(Collected data)
☆ ☆ ☆ ☆ ☆
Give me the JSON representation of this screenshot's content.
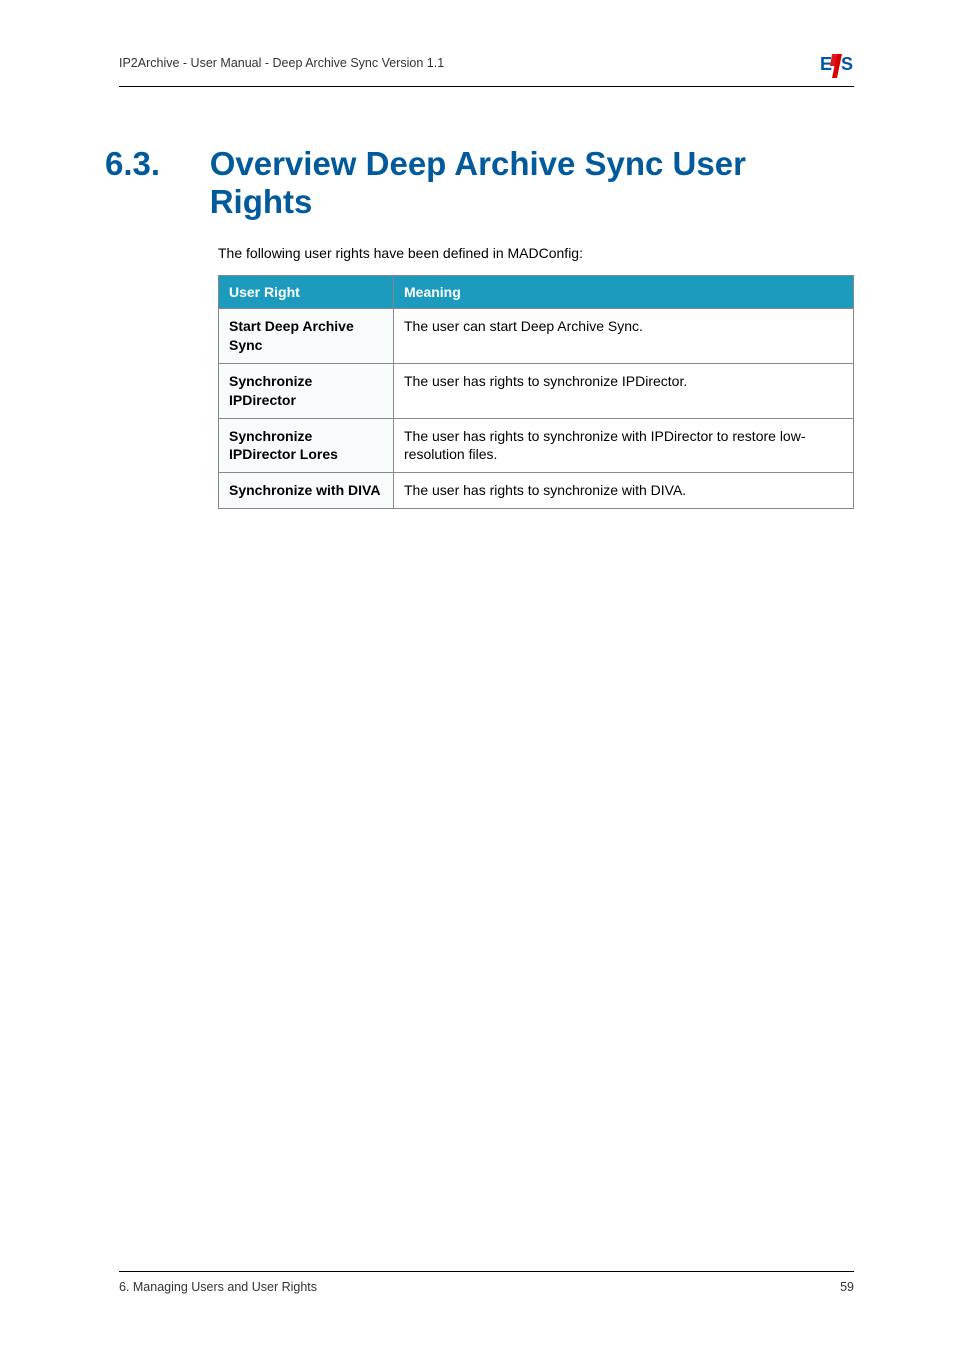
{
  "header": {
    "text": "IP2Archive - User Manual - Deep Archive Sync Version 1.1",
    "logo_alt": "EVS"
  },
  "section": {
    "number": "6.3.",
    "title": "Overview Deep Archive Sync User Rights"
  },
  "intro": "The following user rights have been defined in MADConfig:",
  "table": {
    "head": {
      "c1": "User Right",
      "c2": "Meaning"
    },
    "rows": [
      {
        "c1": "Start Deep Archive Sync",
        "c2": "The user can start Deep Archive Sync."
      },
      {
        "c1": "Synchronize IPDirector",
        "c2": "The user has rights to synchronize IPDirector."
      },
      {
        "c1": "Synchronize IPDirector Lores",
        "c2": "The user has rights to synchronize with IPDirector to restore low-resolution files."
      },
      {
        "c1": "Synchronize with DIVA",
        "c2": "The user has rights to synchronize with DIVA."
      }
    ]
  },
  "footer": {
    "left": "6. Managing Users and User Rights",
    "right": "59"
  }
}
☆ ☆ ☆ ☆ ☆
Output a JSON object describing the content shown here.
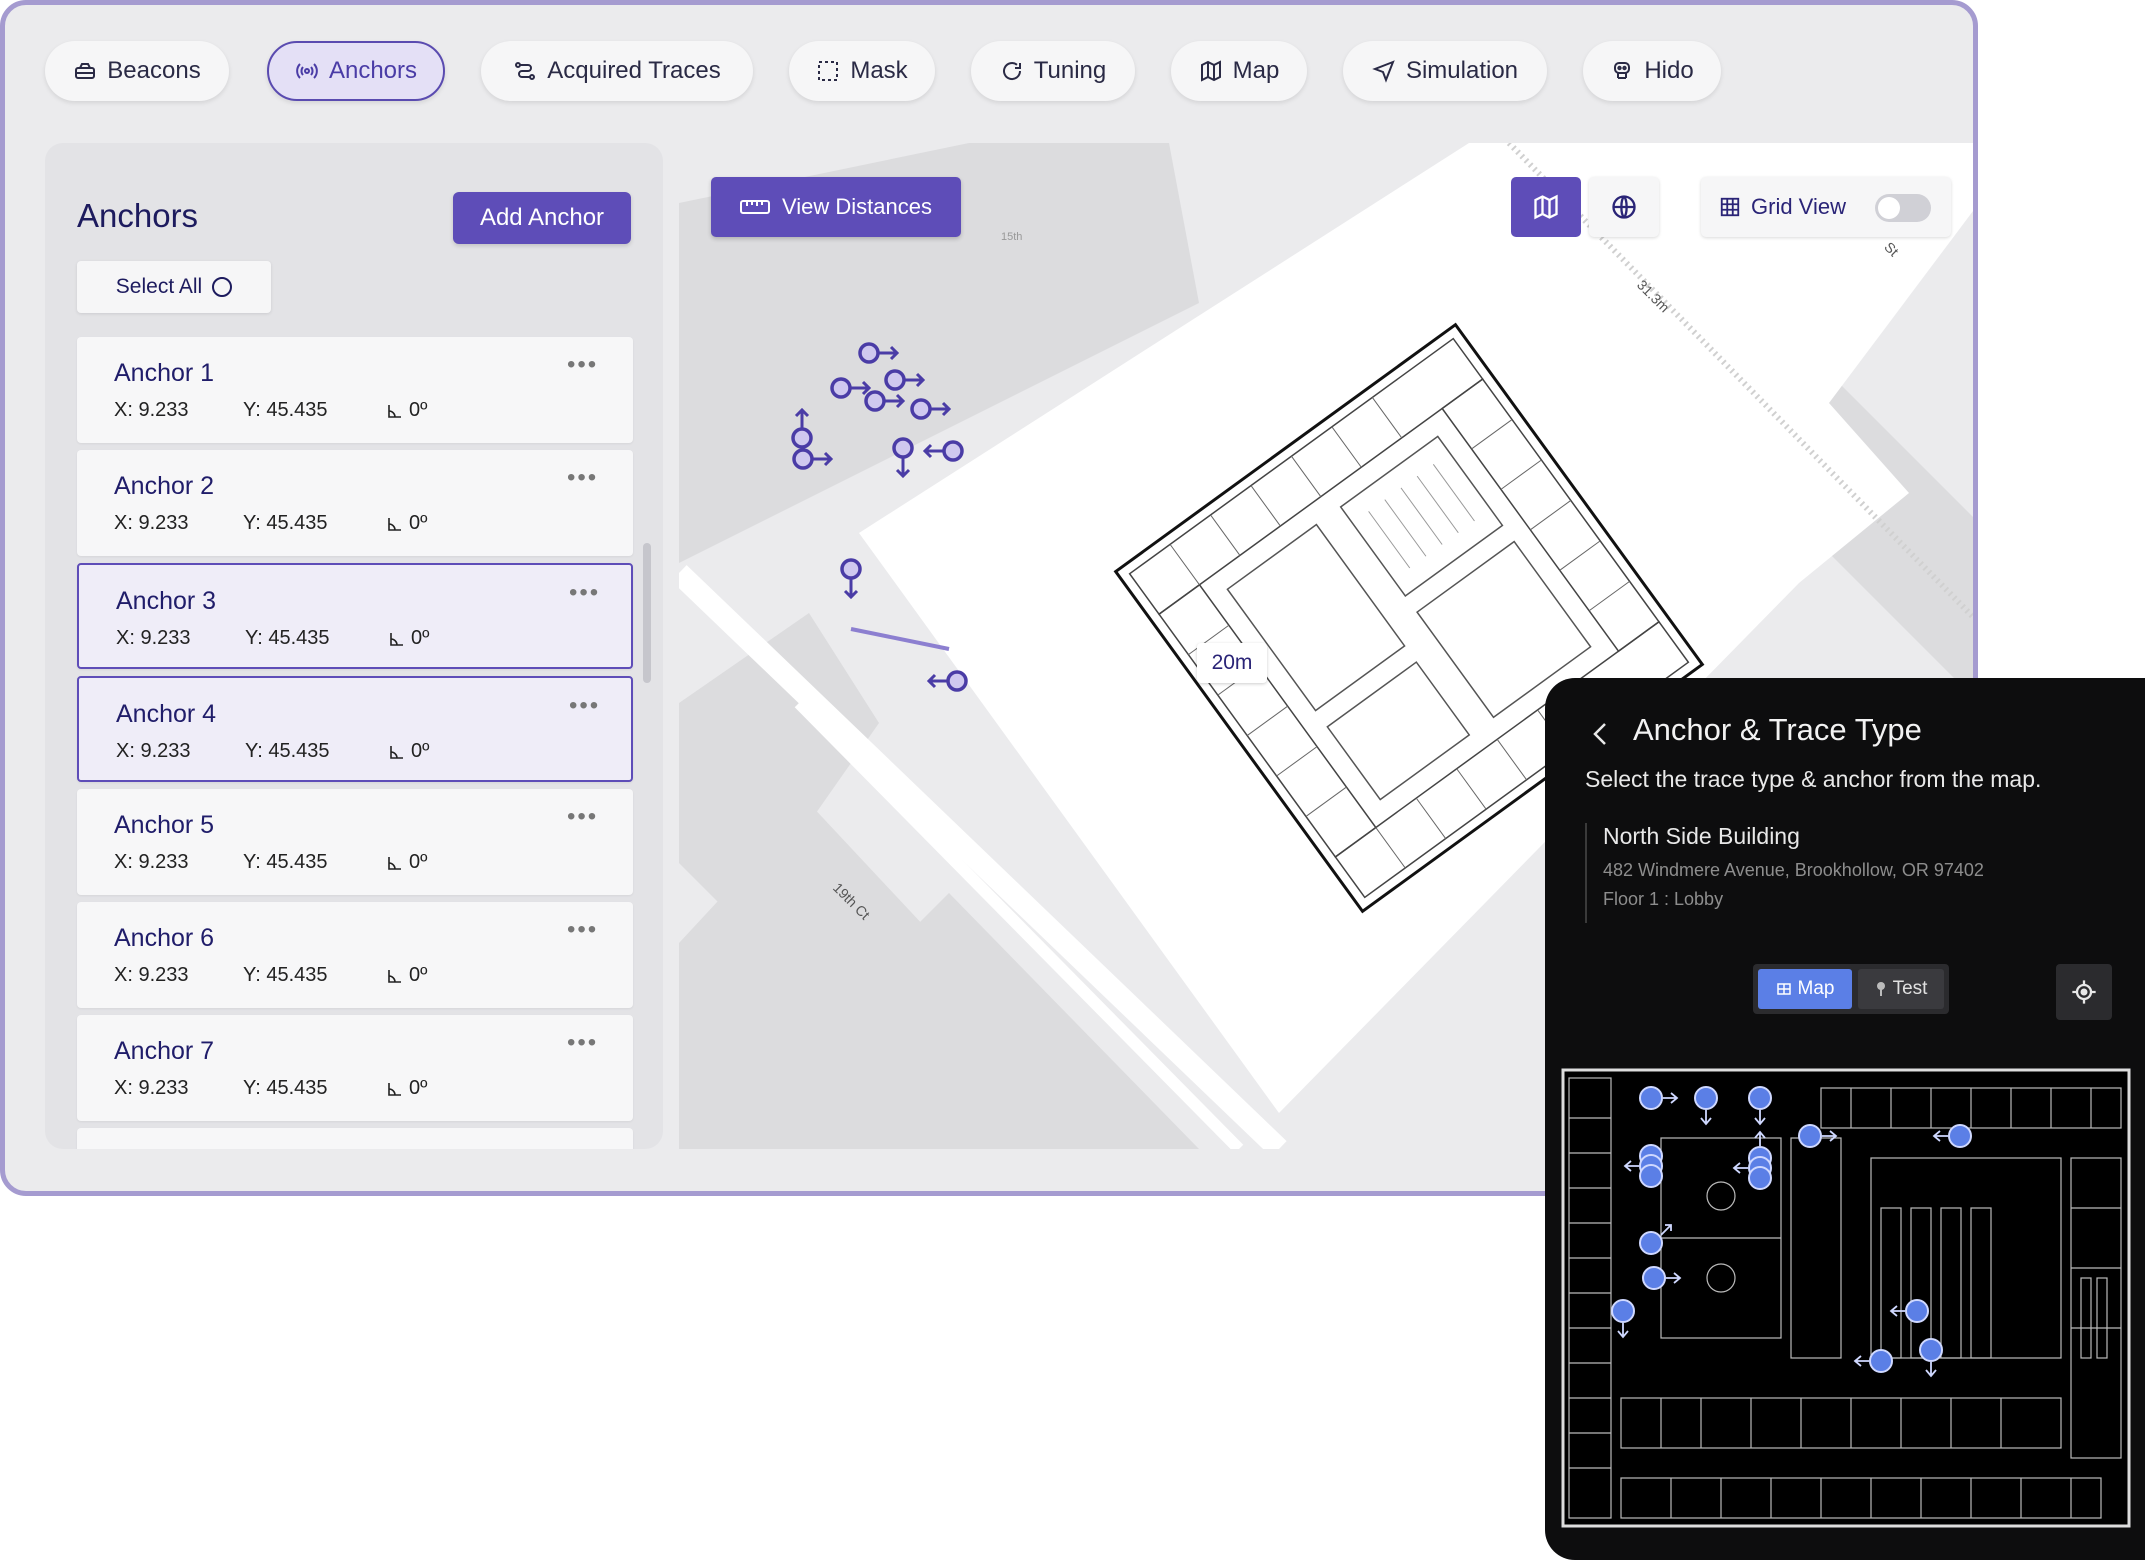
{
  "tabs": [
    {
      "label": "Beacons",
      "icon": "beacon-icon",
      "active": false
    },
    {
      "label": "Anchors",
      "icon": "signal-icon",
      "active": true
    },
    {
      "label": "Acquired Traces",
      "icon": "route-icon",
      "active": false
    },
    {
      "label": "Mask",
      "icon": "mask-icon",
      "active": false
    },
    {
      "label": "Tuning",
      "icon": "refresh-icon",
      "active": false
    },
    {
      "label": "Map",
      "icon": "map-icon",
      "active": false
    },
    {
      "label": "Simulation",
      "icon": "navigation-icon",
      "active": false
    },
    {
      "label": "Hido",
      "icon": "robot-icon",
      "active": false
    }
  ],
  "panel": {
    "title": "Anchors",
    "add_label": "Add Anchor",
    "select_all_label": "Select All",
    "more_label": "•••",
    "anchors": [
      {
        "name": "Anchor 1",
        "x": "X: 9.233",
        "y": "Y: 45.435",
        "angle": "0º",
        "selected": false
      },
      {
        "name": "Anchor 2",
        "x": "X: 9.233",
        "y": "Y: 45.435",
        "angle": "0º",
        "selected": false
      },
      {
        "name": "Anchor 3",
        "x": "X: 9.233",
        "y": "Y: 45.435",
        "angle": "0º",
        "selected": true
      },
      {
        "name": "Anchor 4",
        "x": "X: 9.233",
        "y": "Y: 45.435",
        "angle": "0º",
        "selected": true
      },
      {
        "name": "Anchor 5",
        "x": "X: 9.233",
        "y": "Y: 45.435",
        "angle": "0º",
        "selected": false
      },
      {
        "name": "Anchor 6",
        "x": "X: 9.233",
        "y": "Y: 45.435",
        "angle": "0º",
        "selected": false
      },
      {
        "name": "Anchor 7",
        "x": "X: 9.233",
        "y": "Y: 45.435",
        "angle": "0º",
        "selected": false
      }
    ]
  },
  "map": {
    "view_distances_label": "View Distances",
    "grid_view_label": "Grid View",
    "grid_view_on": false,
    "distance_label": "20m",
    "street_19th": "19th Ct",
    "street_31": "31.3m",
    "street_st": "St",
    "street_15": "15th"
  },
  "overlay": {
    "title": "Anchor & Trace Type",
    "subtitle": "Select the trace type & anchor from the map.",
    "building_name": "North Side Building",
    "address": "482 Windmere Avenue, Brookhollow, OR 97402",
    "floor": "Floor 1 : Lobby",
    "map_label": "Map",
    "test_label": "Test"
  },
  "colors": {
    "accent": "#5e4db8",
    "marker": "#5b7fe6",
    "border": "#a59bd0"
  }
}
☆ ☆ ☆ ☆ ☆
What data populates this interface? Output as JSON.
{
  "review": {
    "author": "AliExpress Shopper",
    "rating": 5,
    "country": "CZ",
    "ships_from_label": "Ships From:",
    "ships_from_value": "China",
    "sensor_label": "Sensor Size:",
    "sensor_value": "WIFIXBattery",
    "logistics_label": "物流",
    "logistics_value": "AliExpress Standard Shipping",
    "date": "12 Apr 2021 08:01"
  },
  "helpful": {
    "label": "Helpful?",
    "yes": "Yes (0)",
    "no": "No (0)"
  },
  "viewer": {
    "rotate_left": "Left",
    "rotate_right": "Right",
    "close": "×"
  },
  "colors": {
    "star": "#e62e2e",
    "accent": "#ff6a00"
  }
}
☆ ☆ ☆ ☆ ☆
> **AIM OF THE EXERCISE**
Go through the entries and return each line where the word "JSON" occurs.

> **TASK SOLUTION**
Give me the JSON representation of this screenshot's content.
Output a JSON object describing the content shown here.
What data populates this interface? Output as JSON.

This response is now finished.